NASHVILLE -- When a conservative website THE COLLEGE FIX covering higher education in the USA critiqued a progressive initiative at UC-Irvine as well as a law professor at Vanderbilt University in Nashville (Al Gore's hometown) for teaching classes on cli-fi, the brouhaha went viral and national via twitter tweets and Facebook updates. Climate denialists and climate activists on both sides of the issue chimed in on Twitter, and Professor Edward Rubin wrote a response that The College Fix generously updated and put on its website, underneath the original article by Dave Huber.
Margaret Atwood tweeted the College Fix link and Rubin's letter to the website on her Twitter feed that goes out to 1 million followers.
UPDATE: Vanderbilt’s Ed Rubin responds.
This story has legs.
The COLLEGE FIX attack was headlined ‘'Cli-fi’ and the incorporation of climate change/global warming into college curriculum at Irvine and, Vanderbilt''
DAVE HUBER WROTE:
It is not mandatory –yet — but the University of California-Irvine is offering faculty up to $1,200 in “incentives” to attend a workshop (and follow-up) on how to incorporate “climate change and/or sustainability concepts into their courses.”
“The overall goal of this curriculum program,” the UCI Sustainability website says, “is to boost climate change/sustainability education at UCI, especially targeting those students for whom climate and sustainability may not be a focus.”
The College Fix received a tip from a source at UC-Irvine which offered suggestions on how to do just that, in this case for an English-related course.
The ideas included making use of “appropriate” vocabulary and readings since, after all, the goal of the program is to make sure all students on campus are reached.
Naturally, the College Fix was left wondering: Would it be acceptable to utilize vocabulary and readings (and writing assignments) that are skeptical of the conventional climate wisdom? Skeptical of current methods of sustainability?
This comes at a time when the genre of climate fiction, or “cli-fi,” is becoming rather popular in pedagogy, despite it having been around for decades.

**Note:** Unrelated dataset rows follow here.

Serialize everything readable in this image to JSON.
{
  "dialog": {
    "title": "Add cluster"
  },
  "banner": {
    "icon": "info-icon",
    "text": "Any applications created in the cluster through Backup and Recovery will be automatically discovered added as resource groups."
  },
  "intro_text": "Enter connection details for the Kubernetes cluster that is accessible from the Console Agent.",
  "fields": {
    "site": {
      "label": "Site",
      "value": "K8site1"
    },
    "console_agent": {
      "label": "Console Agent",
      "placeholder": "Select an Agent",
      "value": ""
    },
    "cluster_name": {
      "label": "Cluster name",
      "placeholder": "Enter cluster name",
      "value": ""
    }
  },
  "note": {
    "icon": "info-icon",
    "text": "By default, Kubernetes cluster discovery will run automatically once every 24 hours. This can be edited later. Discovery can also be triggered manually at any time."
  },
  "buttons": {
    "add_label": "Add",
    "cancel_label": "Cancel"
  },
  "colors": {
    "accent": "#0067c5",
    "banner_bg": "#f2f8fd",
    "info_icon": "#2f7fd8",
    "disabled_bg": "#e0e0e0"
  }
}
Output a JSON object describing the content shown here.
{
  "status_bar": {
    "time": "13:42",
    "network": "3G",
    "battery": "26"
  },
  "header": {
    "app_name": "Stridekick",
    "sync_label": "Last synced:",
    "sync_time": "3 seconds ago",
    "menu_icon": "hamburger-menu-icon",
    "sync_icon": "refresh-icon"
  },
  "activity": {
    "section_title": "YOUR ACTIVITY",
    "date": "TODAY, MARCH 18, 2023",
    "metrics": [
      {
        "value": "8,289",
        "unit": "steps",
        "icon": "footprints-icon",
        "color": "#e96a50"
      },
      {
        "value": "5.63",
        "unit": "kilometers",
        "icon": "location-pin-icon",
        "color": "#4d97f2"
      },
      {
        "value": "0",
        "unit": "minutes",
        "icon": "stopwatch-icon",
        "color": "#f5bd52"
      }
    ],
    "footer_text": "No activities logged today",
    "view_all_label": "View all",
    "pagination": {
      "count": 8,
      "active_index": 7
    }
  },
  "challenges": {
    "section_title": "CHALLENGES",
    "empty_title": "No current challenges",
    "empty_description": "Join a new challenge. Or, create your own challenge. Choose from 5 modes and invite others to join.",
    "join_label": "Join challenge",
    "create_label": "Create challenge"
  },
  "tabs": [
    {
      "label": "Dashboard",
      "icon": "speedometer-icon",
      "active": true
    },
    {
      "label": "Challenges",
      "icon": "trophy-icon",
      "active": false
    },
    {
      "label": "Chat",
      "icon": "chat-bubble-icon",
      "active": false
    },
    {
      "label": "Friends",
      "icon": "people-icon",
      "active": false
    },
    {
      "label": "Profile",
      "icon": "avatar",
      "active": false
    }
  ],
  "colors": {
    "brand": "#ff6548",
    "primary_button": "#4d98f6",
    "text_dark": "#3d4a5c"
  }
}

Blogger Daniel Bloom reports on a Vanderbilt professor who’s teaching two courses on cli-fi this coming spring semester.
Edward Rubin teaches law and political science at Vandy, and is offering a freshman course titled “Visions of the Future in Cli-Fi,” as well as one for the school’s lifelong learning program called “Climate Change Literature: A New Fictional Genre about a Real Problem.”
The latter has a more detailed description available:
In recent years a new genre of modern novels has emerged — climate change fiction, or “cli-fi.” It now includes dozens, maybe hundreds of books, some in the science fiction mode, others realistic works set in contemporary times, but with a climate change theme. These books are often entertaining in themselves, but also reflect our society’s effort to come to terms with an impending crisis. We’ll approach these books as literature, but we’ll also talk about the underlying issue of climate change, and what the novels say about it.